It looked strange watching one of the greatest Ravens of all time with another organization, but the inevitable became official on Friday as Ed Reed officially signed a three-year deal with the Houston Texans.
Flanked by owner Bob McNair and general manager Rick Smith, Reed wore a Texans hat and a blue button-up shirt as he was introduced to the media at Reliant Stadium. He officially signed a three-year, $15 million contract that includes $5 million guaranteed before the Friday morning press conference.
“This is awesome,” said Reed, who cited being closer to his native Louisiana as a major selling point for joining the Texans. “From the first day of free agency, Rick called me and I think we both knew just from the conversation — how things were going and how this could work — it just was a matter of time of getting it done.”
Reed said he spoke to Ravens owner Steve Bisciotti, general manager Ozzie Newsome, and coach John Harbaugh prior to the press conference. The 34-year-old took the high road in what was perceived by many as a halfhearted effort to keep the 2004 NFL Defensive Player of the Year in Baltimore.
The nine-time Pro Bowl safety said the Ravens needed to make decisions and cited changes the roster has already undergone and implied his departure was part of that process.
“That’s 11 years that’s just storybook,” Reed said. “I’m proud to say that the last game was the Super Bowl [with] Baltimore.

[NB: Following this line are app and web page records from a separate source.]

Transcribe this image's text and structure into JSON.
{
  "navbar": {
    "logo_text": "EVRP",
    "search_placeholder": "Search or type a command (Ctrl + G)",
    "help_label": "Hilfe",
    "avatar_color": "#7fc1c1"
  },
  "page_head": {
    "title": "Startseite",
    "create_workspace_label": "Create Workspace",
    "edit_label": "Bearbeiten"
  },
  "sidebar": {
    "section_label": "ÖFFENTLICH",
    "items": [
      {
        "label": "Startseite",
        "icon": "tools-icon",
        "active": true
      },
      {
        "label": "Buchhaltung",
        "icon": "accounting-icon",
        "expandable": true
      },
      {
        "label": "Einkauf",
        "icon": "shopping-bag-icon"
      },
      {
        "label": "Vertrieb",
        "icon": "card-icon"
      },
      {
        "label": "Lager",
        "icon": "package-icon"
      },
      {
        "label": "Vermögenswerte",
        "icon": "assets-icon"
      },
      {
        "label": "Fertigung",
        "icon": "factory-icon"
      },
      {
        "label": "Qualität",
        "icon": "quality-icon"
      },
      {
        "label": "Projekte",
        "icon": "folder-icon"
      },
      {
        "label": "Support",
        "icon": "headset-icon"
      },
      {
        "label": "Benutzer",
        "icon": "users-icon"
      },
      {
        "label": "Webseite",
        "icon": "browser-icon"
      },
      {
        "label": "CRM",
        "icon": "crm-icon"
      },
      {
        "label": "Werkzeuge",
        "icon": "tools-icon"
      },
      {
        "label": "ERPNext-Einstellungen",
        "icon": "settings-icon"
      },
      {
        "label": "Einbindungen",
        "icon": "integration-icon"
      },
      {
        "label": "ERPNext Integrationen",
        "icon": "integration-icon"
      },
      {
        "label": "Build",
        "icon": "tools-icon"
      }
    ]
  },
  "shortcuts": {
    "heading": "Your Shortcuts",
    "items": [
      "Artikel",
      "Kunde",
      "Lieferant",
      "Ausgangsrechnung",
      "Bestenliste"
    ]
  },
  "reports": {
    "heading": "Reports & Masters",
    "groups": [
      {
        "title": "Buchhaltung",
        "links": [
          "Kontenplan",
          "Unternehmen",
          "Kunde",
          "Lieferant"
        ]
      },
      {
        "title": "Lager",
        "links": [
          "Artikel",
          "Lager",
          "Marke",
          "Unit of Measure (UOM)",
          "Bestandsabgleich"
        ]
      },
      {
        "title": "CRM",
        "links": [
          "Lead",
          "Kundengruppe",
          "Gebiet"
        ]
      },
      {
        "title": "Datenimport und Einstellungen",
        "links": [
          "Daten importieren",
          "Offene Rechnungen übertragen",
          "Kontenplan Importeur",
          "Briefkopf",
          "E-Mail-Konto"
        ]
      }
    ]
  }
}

That will never be taken back. I’ll always be in that community and always be forever grateful to my fans, to that city, to that neighborhood, my neighbors, so many people.”
The 2002 first-round pick became the sixth key defensive player to exit the Ravens’ Super Bowl defense, joining linebackers Ray Lewis, Dannell Ellerbe, and Paul Kruger and fellow defensive backs Cary Williams and Bernard Pollard.
Reed complimented the Texans for “laying out the red carpet” for his free-agent visit last week and stated the first objective was bringing a championship to his new city. Houston’s reputation for already having a stout defense also helped in his decision-making process.
Experiencing free agency for the first time in his career, Reed acknowledged there were some business details to work out in explaining why he left Houston without a contract last week.
“I still love football; I know I can play football,” Reed said. “It just was a matter of being somewhere that fits — for me and the team. I think that the team knew what they wanted and understood that my fit into their organization was perfect timing. I prayed on it very hard and left it in [God’s] hands, and He showed me well before it even happened that this was the home that I would be in next. It was just awesome to go from a great franchise to another great franchise and knowing that we had some classic battles when I was in Baltimore.”
The Texans are scheduled to visit Baltimore in the regular season in what will surely be a bittersweet day for both Reed and a fan base that adored him for the last 11 years. The date of that game will become official by late April, but it figures to be a game that earns consideration for national television.
Watching Reed hold a Texans jersey was strange enough, but imagining him running through the tunnel at M&T Bank Stadium in another uniform is another story entirely. But it’s a reality that won’t change Reed’s adoration for the city that adopted him as one of its own in 2002.
“Football is what we do,” Reed said. “It’s our job and it’s a business, but the relationships that I have with people in Baltimore will never change.”